Red Knots wintering in Florida: 2005/6 expedition


86 – 99

1 December 06

Lawrence J. Niles, Amanda D. Dey, Nancy J. Douglass, Jacquie A. Clark, Nigel A. Clark, A. Steve Gates, Brian A. Harrington, Mark K. Peck, Humphrey P. Sitters

Lawrence J. Niles

New Jersey Division of Fish & Wildlife, Endangered & Nongame Species Program, PO Box 400, Trenton, New Jersey 08625-0400, USA.


Public Files

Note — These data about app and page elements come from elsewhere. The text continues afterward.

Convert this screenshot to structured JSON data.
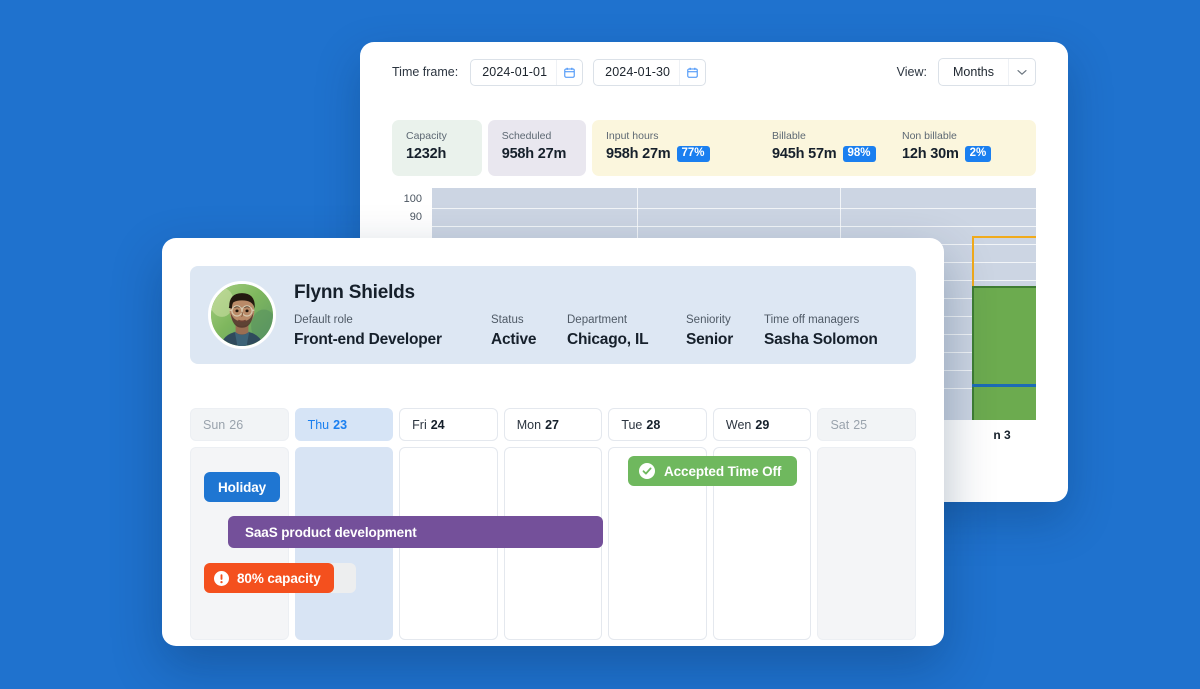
{
  "colors": {
    "page_background": "#1f72ce",
    "accent_blue": "#1a7ff0",
    "badge_blue": "#1a7ff0",
    "chip_holiday_blue": "#1f76d2",
    "chip_project_purple": "#74509a",
    "chip_capacity_orange": "#f4501e",
    "chip_timeoff_green": "#6fb85e",
    "bar_green": "#6cab4f",
    "bar_green_border": "#3f7d33",
    "bar_outline_amber": "#f1ab1c",
    "bar_line_blue": "#1c6bb5",
    "card_capacity_bg": "#eaf2ec",
    "card_scheduled_bg": "#e9e7ef",
    "card_yellow_bg": "#fbf6dd",
    "profile_banner_bg": "#dde7f3"
  },
  "toolbar": {
    "time_frame_label": "Time frame:",
    "date_from": "2024-01-01",
    "date_to": "2024-01-30",
    "date_from_placeholder": "YYYY-MM-DD",
    "date_to_placeholder": "YYYY-MM-DD",
    "calendar_icon": "calendar-icon",
    "view_label": "View:",
    "view_value": "Months",
    "view_options": [
      "Months"
    ],
    "chevron_icon": "chevron-down-icon"
  },
  "stats": {
    "capacity": {
      "label": "Capacity",
      "value": "1232h"
    },
    "scheduled": {
      "label": "Scheduled",
      "value": "958h 27m"
    },
    "input_hours": {
      "label": "Input hours",
      "value": "958h 27m",
      "percent": "77%"
    },
    "billable": {
      "label": "Billable",
      "value": "945h 57m",
      "percent": "98%"
    },
    "non_billable": {
      "label": "Non billable",
      "value": "12h 30m",
      "percent": "2%"
    }
  },
  "chart_data": {
    "type": "bar",
    "title": "",
    "xlabel": "",
    "ylabel": "",
    "categories": [
      "Jan 3"
    ],
    "series": [
      {
        "name": "Scheduled",
        "values": [
          78
        ]
      },
      {
        "name": "Capacity",
        "values": [
          97
        ]
      }
    ],
    "y_ticks": [
      100,
      90
    ],
    "ylim": [
      0,
      100
    ],
    "grid": true,
    "legend_position": "none",
    "annotations": [
      {
        "name": "capacity-outline",
        "value": 97,
        "style": "amber-outline"
      },
      {
        "name": "threshold-line",
        "value": 12,
        "style": "blue-line"
      }
    ],
    "tick_labels": [
      "100",
      "90"
    ],
    "x_tick_label_visible": "n 3"
  },
  "profile": {
    "avatar_alt": "user-avatar",
    "name": "Flynn Shields",
    "fields": [
      {
        "key": "Default role",
        "value": "Front-end Developer"
      },
      {
        "key": "Status",
        "value": "Active"
      },
      {
        "key": "Department",
        "value": "Chicago, IL"
      },
      {
        "key": "Seniority",
        "value": "Senior"
      },
      {
        "key": "Time off managers",
        "value": "Sasha Solomon"
      }
    ]
  },
  "calendar": {
    "days": [
      {
        "weekday": "Sun",
        "date": "26",
        "state": "weekend"
      },
      {
        "weekday": "Thu",
        "date": "23",
        "state": "selected"
      },
      {
        "weekday": "Fri",
        "date": "24",
        "state": "normal"
      },
      {
        "weekday": "Mon",
        "date": "27",
        "state": "normal"
      },
      {
        "weekday": "Tue",
        "date": "28",
        "state": "normal"
      },
      {
        "weekday": "Wen",
        "date": "29",
        "state": "normal"
      },
      {
        "weekday": "Sat",
        "date": "25",
        "state": "weekend"
      }
    ],
    "events": [
      {
        "name": "holiday-chip",
        "label": "Holiday",
        "icon": "none"
      },
      {
        "name": "project-chip",
        "label": "SaaS product development",
        "icon": "none"
      },
      {
        "name": "capacity-chip",
        "label": "80% capacity",
        "icon": "alert-circle-icon"
      },
      {
        "name": "time-off-chip",
        "label": "Accepted Time Off",
        "icon": "check-circle-icon"
      }
    ]
  }
}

During Dec. 2005 and Jan. 2006, we counted 2,500 Red Knots in a survey of 300 km of the west coast of Florida between Anclote Key and Cape Romano. Sample surveys along parts of the remainder of the Florida coast located a further 1,530 so the minimum winter population of the state was about 4,000. Re-sighting of individually marked knots indicate that a substantial proportion of Florida birds migrate via the U.S. east coast and stopover on the Atlantic coast of New Jersey. Biometrics of knots caught show that Florida birds have longer bills and are heavier than those that winter in Tierra del Fuego. They are also heavier than knots wintering on the coast of Maranhão, N Brazil. At one of our study sites, Longboat Key, which is probably typical of much of the Florida coastline, knots were feeding on beaches that were crowded with holidaymakers. Although they were habituated to people, allowing close approach, we consider that frequent disturbance is likely to be detrimental. We suggest conservation prescriptions.